Investing in Rental Properties

Investing in Rental Properties

If you’ve ever paid rent in your life, you’ve probably wondered what it would be like to be the landlord. I know if you’re anything like me, you probably swore to one day do just that, to become the one making money by placing roofs over the heads of the masses rather than the one spending money that would never present a return on the investment. As I’ve grown and ‘done my homework’, I’ve discovered the being a landlord isn’t quite the bed of roses I always thought it would be.

We all know that investing in real estate is a risky venture. There is the excellent potential for a good return on your investment but the risks are always lurking in the background and if you have educated yourself properly in the real estate industry you are well aware of the risks that abound. Among the many opportunities in real estate investment, rental property continues to be a product that is in steady demand by the population and more and more often in shorter supply. Therefore I would cautiously call this a rather safe investment. I say cautiously because ‘stuff’ happens and anything can go wrong and quite often will.

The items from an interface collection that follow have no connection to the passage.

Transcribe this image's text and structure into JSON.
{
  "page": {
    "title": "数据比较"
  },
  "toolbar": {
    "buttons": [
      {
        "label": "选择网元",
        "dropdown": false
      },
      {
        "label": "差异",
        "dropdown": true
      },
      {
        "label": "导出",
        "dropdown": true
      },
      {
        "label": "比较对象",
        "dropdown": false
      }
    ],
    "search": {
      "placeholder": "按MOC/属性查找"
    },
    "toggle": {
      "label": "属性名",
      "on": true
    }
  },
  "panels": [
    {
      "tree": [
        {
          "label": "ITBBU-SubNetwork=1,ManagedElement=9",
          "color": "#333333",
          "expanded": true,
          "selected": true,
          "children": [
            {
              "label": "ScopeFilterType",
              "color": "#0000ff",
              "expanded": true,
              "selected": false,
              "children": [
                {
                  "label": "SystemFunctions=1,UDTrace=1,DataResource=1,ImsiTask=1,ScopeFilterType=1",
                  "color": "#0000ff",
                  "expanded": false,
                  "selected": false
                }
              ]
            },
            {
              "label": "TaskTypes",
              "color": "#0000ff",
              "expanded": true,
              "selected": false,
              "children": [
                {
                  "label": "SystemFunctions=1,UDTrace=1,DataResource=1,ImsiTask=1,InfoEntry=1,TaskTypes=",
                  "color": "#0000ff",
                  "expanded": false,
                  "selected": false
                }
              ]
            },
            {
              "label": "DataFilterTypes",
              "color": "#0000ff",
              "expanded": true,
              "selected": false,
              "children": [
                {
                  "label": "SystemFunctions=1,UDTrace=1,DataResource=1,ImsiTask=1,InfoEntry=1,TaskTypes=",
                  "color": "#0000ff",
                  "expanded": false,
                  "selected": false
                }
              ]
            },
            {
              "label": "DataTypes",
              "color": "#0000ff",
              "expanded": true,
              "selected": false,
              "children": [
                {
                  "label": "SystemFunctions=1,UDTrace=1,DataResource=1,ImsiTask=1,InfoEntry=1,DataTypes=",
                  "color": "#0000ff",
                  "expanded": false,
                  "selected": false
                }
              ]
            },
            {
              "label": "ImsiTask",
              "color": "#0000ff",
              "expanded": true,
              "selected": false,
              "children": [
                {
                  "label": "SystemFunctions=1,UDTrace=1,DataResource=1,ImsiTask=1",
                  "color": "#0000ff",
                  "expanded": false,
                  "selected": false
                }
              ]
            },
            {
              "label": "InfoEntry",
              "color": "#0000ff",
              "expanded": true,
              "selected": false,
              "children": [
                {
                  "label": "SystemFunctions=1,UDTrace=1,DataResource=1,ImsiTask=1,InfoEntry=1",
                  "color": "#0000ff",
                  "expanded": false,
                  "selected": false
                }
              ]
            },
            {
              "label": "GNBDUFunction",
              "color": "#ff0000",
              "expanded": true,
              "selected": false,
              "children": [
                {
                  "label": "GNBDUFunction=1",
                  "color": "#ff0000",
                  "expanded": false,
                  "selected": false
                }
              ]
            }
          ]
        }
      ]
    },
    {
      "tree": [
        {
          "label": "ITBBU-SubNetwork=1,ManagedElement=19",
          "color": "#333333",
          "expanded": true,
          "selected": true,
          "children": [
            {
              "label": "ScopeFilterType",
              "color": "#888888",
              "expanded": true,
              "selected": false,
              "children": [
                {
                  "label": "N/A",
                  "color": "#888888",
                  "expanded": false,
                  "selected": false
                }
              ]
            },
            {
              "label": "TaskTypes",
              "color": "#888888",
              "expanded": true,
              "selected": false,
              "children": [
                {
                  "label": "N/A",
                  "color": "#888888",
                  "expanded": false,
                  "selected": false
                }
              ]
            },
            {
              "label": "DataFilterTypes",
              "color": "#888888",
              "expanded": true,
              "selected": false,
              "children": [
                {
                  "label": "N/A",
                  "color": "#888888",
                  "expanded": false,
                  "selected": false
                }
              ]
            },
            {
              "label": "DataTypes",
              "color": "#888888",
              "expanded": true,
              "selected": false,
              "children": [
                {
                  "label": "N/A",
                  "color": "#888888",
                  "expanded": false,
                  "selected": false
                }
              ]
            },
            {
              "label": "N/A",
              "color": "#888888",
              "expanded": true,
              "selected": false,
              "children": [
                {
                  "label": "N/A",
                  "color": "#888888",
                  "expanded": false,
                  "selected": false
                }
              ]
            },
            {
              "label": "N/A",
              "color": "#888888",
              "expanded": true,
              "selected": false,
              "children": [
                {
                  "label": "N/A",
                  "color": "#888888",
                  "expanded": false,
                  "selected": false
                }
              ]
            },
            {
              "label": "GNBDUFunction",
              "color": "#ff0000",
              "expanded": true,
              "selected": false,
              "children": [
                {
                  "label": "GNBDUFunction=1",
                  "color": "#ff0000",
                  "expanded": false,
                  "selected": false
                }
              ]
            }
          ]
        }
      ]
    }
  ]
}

If you keep a few important tidbits of information in mind while scouting your potential rental investment property you will be reducing your risks ever so slightly.

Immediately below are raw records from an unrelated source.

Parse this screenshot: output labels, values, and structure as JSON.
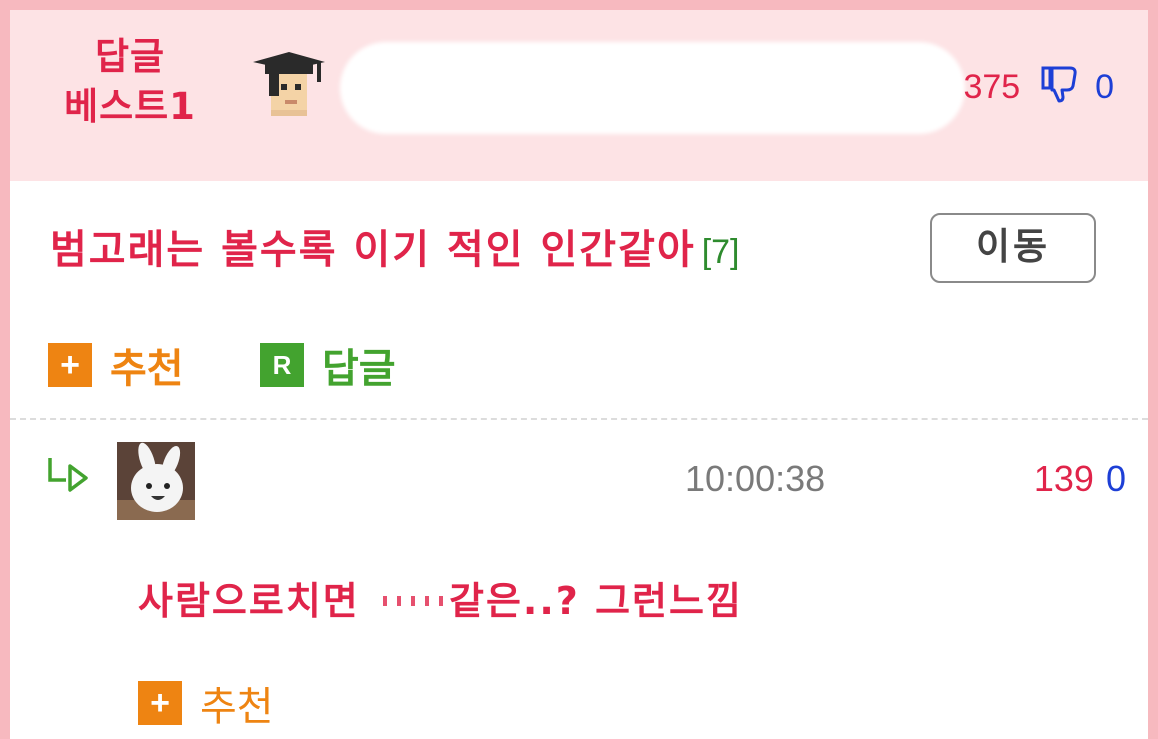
{
  "best_reply": {
    "label_line1": "답글",
    "label_line2": "베스트1",
    "like_count": "375",
    "dislike_count": "0"
  },
  "post": {
    "title": "범고래는 볼수록 이기 적인 인간같아",
    "reply_count": "[7]",
    "move_button": "이동",
    "recommend_label": "추천",
    "reply_label": "답글",
    "recommend_icon": "+",
    "reply_icon": "R"
  },
  "reply": {
    "time": "10:00:38",
    "like_count": "139",
    "dislike_count": "0",
    "text_before": "사람으로치면",
    "text_after": "같은..? 그런느낌",
    "recommend_label": "추천",
    "recommend_icon": "+"
  },
  "colors": {
    "accent_red": "#e0244a",
    "header_bg": "#fde3e5",
    "frame_pink": "#f7b9bf",
    "orange": "#ee8412",
    "green": "#43a32f",
    "blue": "#1d3fd6"
  }
}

  1. Make sure you learn the laws regarding rental properties in your area. Each state has different laws about the rights and responsibilities of landlords and tenants. Make sure you are aware of the laws in your specific state.
  2. Location, location, location. It’s not just a saying. It’s actually quite important when you’re considering whether or not to invest in a property for the sake of gaining rental income. College towns are a great place to invest in rental property. Especially if the college has inadequate housing. Also busy streets are better to help you keep your property filled. Drive bys often generate more rentals than newspaper advertisements. Put a for rent sign in the yard and wait for the calls to come in.
  3. Choose low maintenance homes to rent. Vinyl siding is a good thing with rental houses, it requires no paint only an occasional pressure washing. You also don’t want to go top of the line with water heaters and appliances for a home that will see many many renters who care for less for the state of these things than you do. Keep that in mind when making not only your home purchase, but purchases for the home as well.
  4. Make sure the house you are considering for a rental property complies with zoning laws and is up to date on all codes. Have it inspected before you buy and explain what your intention for the property is. It is a very costly venture to bring a house completely up to code, especially if you’re only making a little bit more than the cost of the mortgage payment each month.
  5. Don’t buy a house for a rental if you are counting on raising the cost in order to recover your expense. First of all there is no guarantee that the current rental market will support an increase in rent (then you are making the note on an empty property) and secondly, things go wrong—roofs need replacing, flooring, paint, hot water heaters, and heating units. These repairs can be quite costly and if you’re not making enough each month to set aside a contingency fund for events such as this you may as well shoot yourself in the foot. It would be much less painful.

While there are no guarantees when investing in real estate whether for rental properties or anything else, following this advise will help reduce the risks you are taking. Good luck with your venture, my hope is that it will be a wildly successful one.